Poker is a game that involves a lot of thinking and analysis, which makes it a great way to improve your cognitive skills. It’s also a social game, which is great for your mental health and can help you develop your communication skills. Whether you’re playing in a land-based poker room or online, poker can be a fun and exciting game to play.
Practicing math and decision-making
Poker improves your math skills by teaching you how to calculate probabilities in your head, which can make a difference when it comes time to make a betting decision. The more you play, the better your ability to calculate probabilities becomes, so it’s important to practice this skill regularly.
Knowing the odds of winning

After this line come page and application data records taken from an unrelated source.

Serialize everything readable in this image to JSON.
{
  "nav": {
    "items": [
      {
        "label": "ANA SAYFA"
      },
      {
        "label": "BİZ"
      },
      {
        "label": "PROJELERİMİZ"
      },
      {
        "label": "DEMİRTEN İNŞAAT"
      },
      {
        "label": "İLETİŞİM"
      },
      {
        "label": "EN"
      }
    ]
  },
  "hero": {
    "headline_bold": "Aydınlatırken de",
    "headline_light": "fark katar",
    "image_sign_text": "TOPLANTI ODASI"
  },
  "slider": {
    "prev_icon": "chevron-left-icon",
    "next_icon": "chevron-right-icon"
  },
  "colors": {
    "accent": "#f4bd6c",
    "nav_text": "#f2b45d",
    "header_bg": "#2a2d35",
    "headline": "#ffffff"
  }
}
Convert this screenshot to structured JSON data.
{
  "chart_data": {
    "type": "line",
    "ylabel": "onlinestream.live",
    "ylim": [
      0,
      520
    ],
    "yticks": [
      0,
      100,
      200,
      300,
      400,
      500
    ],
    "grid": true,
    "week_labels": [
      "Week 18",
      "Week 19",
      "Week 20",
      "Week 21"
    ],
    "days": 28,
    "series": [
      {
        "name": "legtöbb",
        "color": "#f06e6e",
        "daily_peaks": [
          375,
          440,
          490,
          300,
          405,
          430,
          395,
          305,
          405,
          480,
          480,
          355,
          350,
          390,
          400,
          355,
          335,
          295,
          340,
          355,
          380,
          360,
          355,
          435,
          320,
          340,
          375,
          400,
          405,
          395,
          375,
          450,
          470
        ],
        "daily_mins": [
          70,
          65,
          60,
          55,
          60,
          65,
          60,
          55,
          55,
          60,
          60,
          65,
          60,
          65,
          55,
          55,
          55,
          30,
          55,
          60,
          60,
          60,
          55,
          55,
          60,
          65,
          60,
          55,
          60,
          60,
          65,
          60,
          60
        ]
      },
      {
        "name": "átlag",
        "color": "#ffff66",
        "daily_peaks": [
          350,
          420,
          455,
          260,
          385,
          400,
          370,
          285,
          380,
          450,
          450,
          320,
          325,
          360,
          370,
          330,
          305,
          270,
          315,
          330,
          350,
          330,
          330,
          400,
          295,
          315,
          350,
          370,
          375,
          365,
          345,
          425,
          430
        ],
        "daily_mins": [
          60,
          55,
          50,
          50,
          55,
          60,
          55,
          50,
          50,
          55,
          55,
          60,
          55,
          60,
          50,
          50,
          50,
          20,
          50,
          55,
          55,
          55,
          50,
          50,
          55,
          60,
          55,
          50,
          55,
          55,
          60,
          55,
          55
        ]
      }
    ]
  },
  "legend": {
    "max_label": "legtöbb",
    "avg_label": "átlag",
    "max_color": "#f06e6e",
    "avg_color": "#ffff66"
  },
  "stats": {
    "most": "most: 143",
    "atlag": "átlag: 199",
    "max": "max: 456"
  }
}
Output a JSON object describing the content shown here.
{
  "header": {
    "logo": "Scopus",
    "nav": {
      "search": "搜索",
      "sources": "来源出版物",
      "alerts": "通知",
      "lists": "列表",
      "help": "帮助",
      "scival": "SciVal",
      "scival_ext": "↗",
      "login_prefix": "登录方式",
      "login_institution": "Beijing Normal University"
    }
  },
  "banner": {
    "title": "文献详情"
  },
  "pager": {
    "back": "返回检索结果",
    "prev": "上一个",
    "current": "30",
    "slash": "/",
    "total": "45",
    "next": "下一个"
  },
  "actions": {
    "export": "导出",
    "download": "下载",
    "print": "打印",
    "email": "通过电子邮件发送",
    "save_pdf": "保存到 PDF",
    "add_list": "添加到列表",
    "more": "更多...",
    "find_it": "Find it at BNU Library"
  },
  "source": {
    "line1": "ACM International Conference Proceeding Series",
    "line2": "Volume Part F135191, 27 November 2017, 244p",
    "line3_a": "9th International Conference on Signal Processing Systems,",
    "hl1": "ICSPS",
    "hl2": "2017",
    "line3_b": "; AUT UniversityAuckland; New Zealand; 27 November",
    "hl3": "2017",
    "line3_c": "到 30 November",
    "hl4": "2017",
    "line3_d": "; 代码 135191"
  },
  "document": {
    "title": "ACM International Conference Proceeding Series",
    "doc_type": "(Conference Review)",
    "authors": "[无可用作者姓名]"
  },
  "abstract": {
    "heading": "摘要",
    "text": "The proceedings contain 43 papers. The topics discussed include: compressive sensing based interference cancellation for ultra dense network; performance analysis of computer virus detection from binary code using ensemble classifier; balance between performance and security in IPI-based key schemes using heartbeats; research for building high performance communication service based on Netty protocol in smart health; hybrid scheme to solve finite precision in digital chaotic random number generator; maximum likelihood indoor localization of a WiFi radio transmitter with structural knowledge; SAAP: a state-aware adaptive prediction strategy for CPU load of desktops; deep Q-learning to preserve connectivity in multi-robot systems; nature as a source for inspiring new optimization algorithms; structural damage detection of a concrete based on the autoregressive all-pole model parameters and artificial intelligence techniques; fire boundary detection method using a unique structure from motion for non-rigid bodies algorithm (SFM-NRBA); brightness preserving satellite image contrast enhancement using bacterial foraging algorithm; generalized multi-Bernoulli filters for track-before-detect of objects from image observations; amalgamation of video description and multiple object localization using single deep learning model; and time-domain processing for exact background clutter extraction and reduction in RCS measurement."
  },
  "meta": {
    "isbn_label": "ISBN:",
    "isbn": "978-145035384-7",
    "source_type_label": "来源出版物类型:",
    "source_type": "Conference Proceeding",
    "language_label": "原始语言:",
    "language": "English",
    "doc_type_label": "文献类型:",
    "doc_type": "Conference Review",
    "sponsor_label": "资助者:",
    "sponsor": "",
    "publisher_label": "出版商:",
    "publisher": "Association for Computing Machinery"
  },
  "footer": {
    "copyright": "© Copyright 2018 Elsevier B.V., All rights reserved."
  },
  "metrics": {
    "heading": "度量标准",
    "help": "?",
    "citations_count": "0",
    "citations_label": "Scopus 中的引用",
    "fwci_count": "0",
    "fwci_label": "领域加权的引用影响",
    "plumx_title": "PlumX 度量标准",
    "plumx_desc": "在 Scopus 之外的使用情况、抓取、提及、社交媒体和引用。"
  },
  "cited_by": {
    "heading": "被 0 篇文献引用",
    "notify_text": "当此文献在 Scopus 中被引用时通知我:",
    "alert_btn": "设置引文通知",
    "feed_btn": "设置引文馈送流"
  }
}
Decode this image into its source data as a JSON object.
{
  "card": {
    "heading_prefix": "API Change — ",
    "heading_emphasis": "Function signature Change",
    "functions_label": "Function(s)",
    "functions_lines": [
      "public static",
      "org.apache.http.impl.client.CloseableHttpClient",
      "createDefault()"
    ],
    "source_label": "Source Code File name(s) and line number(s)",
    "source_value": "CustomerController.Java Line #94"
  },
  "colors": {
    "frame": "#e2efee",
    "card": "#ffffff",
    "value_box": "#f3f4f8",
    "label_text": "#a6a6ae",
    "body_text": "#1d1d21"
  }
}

Another thing that poker does for your math skills is teach you to work out the odds of winning and folding before you put any money into the pot. This helps you make informed decisions about when it’s best to call or raise, as well as when to fold.
You can get some of these odds for free online, and they’re usually very accurate. This is a great way to learn how to calculate your odds before you play real money poker, and it can be a huge advantage if you’re looking for an edge on the table.
Learning to read others
Poker is a social game, which means that you’ll need to learn how to read other players’ hands and their signals. You can do this by observing them during the course of the game and trying to pick up on their behavior.
Some people are very aggressive and others are very passive at the poker table, so it’s important to be aware of what each person is doing and how they respond to different situations. If you’re a beginner, try to keep track of all the players at the table, but especially those on your left and right — these are the ones who will likely be involved with you.
Developing your patience
Poker can also encourage you to become more patient, which will be helpful in your life outside of poker. If you lose a hand, it’s important to take the time to figure out what went wrong and what you can do to avoid it in the future. This will give you a healthier relationship with failure and help you to become a more successful player in the long run.
Poker is gambling, and it’s important to understand how to manage your bankroll properly. Having the discipline to never bet more than you can afford and when to fold is key, as it will help you to avoid losing too much money.
Being able to analyze your opponent’s range of hands
Poker players often underestimate the strength of their own hands, which can lead them to make mistakes and miss out on opportunities. For example, if you’re holding pocket fives and the flop goes A-8-5, it could be difficult to know whether your hand is a strong one or if it will be vulnerable to someone else’s.